Most city sewers carry domestic waste, but are designed to take on storm water during heavy rains.
By PAUL WHEATLEY
VINDICATOR STAFF WRITER
YOUNGSTOWN -- At least 21 residents on the southeast side want the city to investigate damage left from Friday's storm, contending antiquated sewers caused raw sewage to flood their basements.
Tom and Teresa Vogler said their Weston Avenue home suffered thousands of dollars in damage. They are considering a class-action lawsuit against the city if their homeowner's insurance won't cover the bill.
Teresa Vogler said 14 inches of sewage flooded their basement and blew footer drains from the concrete.
"I literally had a geyser in my basement," said Tom Vogler.
The Voglers say they spent $4,000 waterproofing and replacing drains last year after city officials told them the flooding was a result of the Voglers' poor drains, not the city's.
Contractors estimated replacing concrete and drains would cost the Voglers at least $2,500.
"That doesn't include the stuff we lost due to flooding," Teresa Vogler said.
Tom lost about 30 psychology reference books, and Teresa lost an antique rocking chair that belonged to her great-grandmother.
Other times: Debbie Salvatore, another Weston Avenue resident, said she had human waste and toilet paper floating in her basement. The same thing has happened to her on five previous occasions, most recently in April.
She said she talked to an unidentified employee in the sewage treatment plant about filing charges and he told her to take a number.
"Who wants to stay somewhere if this is going to keep happening to you?" Salvatore asked.
Iris Guglucello, Youngstown's deputy law director, said she hasn't been contacted by anyone about a class-action lawsuit.
EPA matter: However, the city is currently seeking a settlement with the U.S. and Ohio Environmental Protection agencies concerning the city's alleged violations of the Clean Water Act and Ohio EPA permits.
Guglucello said the government's allegations involve sewage levels that exceed limits allowed by permit and sewage discharges from unpermitted sources.
Allegations also cite a failure to complete a combined sewer operation and maintenance plan and failure to complete sewer rehabilitation projects.

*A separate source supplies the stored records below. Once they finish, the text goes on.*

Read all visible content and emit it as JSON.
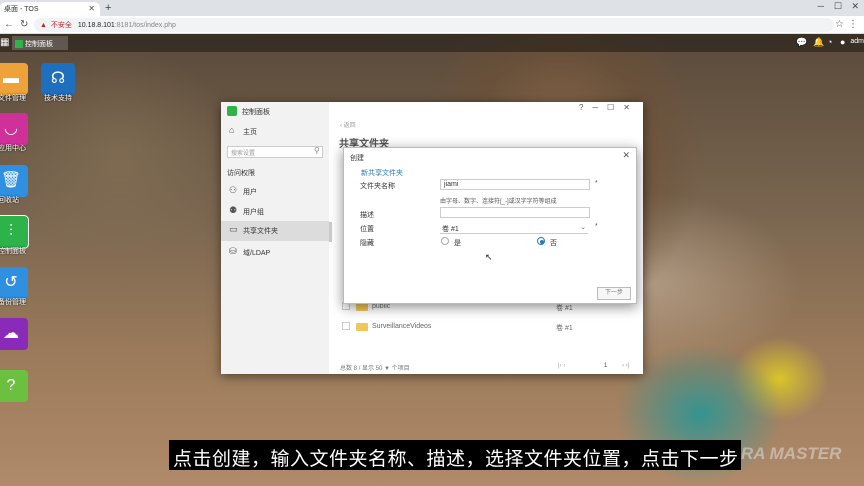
{
  "browser": {
    "tab_title": "桌面 - TOS",
    "tab_close_icon": "close-icon",
    "insecure_label": "不安全",
    "url_host": "10.18.8.101",
    "url_rest": ":8181/tos/index.php"
  },
  "taskbar": {
    "app_label": "控制面板",
    "user": "adm"
  },
  "desktop_icons": [
    {
      "label": "文件管理",
      "color": "#f0a23a"
    },
    {
      "label": "技术支持",
      "color": "#1f6fbf"
    },
    {
      "label": "应用中心",
      "color": "#d0309a"
    },
    {
      "label": "回收站",
      "color": "#2f8fe0"
    },
    {
      "label": "控制面板",
      "color": "#2db34a"
    },
    {
      "label": "备份管理",
      "color": "#2f8fe0"
    },
    {
      "label": "",
      "color": "#8a2ab8"
    },
    {
      "label": "",
      "color": "#6cc040"
    }
  ],
  "control_panel": {
    "title": "控制面板",
    "home": "主页",
    "search_placeholder": "搜索设置",
    "section_access": "访问权限",
    "items": [
      "用户",
      "用户组",
      "共享文件夹",
      "域/LDAP"
    ],
    "back": "返回",
    "page_title": "共享文件夹",
    "rows": [
      {
        "name": "public",
        "volume": "卷 #1"
      },
      {
        "name": "SurveillanceVideos",
        "volume": "卷 #1"
      }
    ],
    "footer": "总数 8 / 显示 50 ▼ 个项目",
    "page_current": "1"
  },
  "dialog": {
    "title": "创建",
    "subtitle": "新共享文件夹",
    "name_label": "文件夹名称",
    "name_value": "jiami",
    "name_hint": "由字母、数字、连接符[_-]或汉字字符等组成",
    "desc_label": "描述",
    "desc_value": "",
    "location_label": "位置",
    "location_value": "卷 #1",
    "hidden_label": "隐藏",
    "yes": "是",
    "no": "否",
    "hidden_selected": "否",
    "next": "下一步",
    "required_mark": "*"
  },
  "subtitle": "点击创建，输入文件夹名称、描述，选择文件夹位置，点击下一步",
  "watermark": "RA MASTER"
}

She said a trial would be scheduled some time in 2002 if a settlement isn't reached.
The federal government wanted $200 million worth of work completed in less than 10 years, which could potentially quadruple city sewer bills.
The city actually received about $67 million in federal funds in the mid-1980s to upgrade sewers after a city study outlining sewer projects in the late 1970s. Some, but not all, of the projects were completed to the EPA's satisfaction.
The OEPA turned the matter of ignored projects over to the state attorney general in 1992 for enforcement. The matter was turned over to the federal government in 1996 after talks broke down.
Larry Gurlea, sewage treatment plant superintendent, said about 70 percent of city sewers are part of a combination system that usually carries domestic sewage but takes on storm water, by design, during heavy rains.
He said it takes 11/2 to two years to clean every city sewer. He also said city work crews returned to Weston Avenue after the storm to clean out drains.
"It's like closing a barn door after the cows have already been let out," Tom Vogler said.
Horrible stench: John Hutter, another Weston Avenue resident, said more than a foot of sewage flooded his basement. Luckily, he learned from a 1995 flood at the same home and stacked his valuables on shelves.
Preplanning didn't save his dryer though; nor did it save his home from the stench of sewage.
"It was horrible," he said.
His wife spent parts of two days scrubbing the basement with bleach.Hutter said he'll be part of a lawsuit if it moves forward.
"At my job, if I mess up, I get in trouble for it," he said.
National Weather Service estimates show the Youngstown-Warren Regional Airport received 1.37 inches of rain Friday.
Gurlea said rain-measuring equipment placed around the city picked up 2.8 inches of rain by about 2 p.m. that day.